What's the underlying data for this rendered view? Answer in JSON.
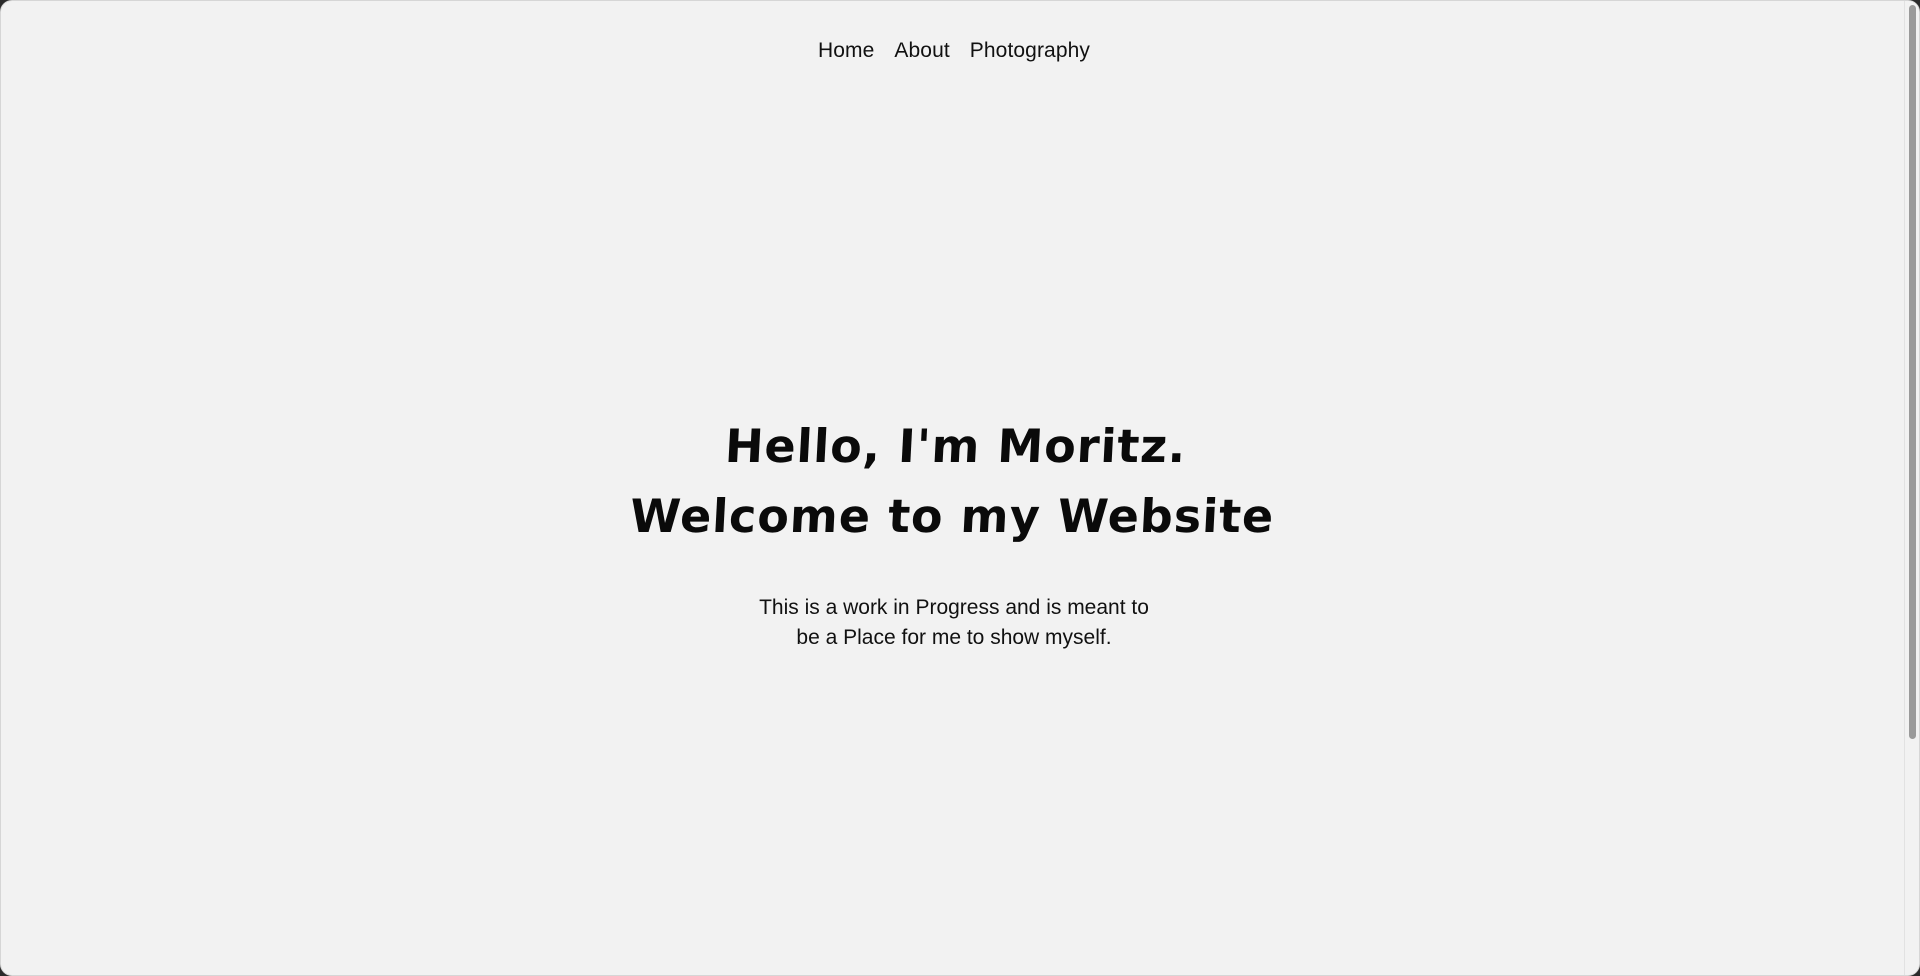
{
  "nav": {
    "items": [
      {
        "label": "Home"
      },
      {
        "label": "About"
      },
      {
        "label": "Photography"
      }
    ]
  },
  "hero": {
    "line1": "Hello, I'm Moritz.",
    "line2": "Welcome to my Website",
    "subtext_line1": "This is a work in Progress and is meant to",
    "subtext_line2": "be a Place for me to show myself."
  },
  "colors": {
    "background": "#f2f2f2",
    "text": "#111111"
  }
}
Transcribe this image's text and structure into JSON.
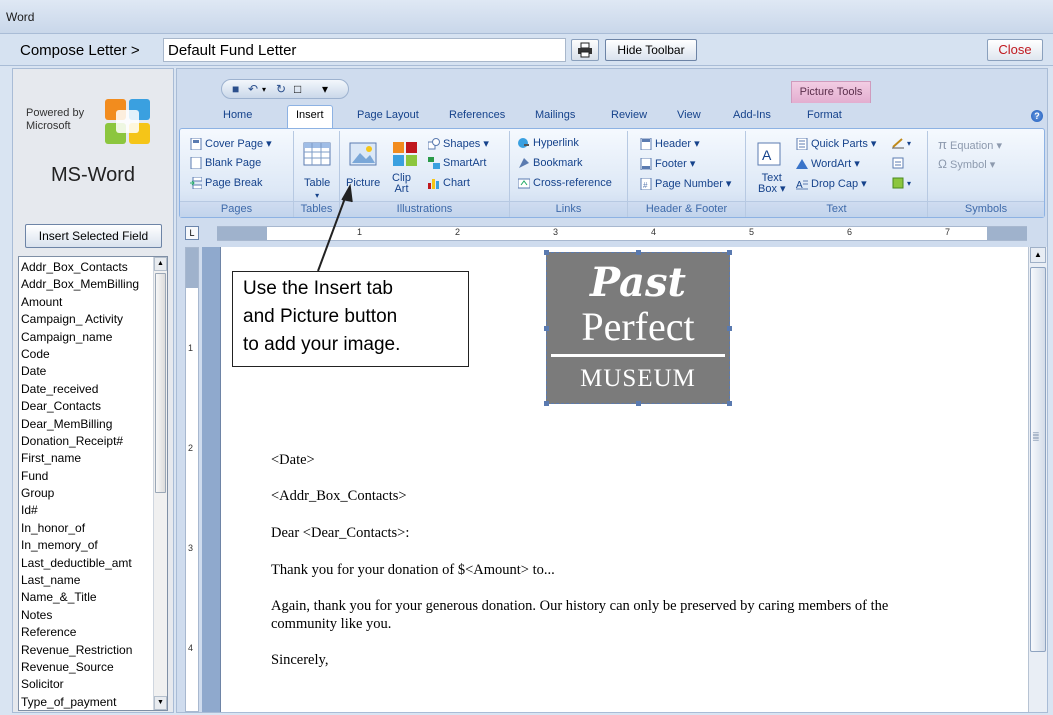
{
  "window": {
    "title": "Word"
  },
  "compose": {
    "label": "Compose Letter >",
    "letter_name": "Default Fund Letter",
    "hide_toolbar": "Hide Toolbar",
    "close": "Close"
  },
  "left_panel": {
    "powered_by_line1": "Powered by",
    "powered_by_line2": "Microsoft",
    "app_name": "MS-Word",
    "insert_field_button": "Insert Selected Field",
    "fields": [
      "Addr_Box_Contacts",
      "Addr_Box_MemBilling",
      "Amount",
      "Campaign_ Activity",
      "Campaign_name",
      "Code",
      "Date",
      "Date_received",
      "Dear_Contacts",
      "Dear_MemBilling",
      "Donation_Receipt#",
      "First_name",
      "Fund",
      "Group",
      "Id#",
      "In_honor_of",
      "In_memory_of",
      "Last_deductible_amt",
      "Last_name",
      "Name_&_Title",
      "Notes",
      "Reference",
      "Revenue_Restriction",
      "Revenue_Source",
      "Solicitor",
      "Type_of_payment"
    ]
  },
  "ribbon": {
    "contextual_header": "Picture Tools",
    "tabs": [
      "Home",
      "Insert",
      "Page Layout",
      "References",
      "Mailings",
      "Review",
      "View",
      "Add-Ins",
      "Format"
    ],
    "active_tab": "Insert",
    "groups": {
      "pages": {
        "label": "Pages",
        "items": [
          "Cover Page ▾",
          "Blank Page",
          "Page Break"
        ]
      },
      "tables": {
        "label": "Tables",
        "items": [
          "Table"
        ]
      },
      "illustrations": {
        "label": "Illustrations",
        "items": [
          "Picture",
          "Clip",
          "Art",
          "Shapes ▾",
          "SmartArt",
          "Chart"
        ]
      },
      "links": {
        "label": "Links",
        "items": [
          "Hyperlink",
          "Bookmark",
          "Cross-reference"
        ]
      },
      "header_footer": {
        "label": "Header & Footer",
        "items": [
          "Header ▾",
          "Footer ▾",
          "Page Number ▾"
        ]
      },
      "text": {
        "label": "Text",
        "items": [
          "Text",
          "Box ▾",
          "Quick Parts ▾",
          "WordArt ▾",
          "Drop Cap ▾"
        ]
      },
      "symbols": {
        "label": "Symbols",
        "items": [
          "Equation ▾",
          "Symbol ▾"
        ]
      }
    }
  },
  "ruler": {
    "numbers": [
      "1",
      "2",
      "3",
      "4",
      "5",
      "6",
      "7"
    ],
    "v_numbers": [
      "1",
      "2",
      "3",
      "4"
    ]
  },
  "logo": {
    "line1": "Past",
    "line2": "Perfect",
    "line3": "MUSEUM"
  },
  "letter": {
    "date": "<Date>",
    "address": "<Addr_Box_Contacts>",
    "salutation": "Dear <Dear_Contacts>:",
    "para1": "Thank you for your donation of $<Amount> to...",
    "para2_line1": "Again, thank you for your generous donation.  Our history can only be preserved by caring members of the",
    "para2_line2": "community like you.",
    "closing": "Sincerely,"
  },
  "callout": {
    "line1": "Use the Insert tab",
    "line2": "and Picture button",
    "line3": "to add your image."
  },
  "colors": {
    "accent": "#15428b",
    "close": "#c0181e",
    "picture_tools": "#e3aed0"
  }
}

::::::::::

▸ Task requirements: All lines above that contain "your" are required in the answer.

▸ Output for this exercise:
    "para1": "Thank you for your donation of $<Amount> to...",
    "para2_line1": "Again, thank you for your generous donation.  Our history can only be preserved by caring members of the",
    "line3": "to add your image."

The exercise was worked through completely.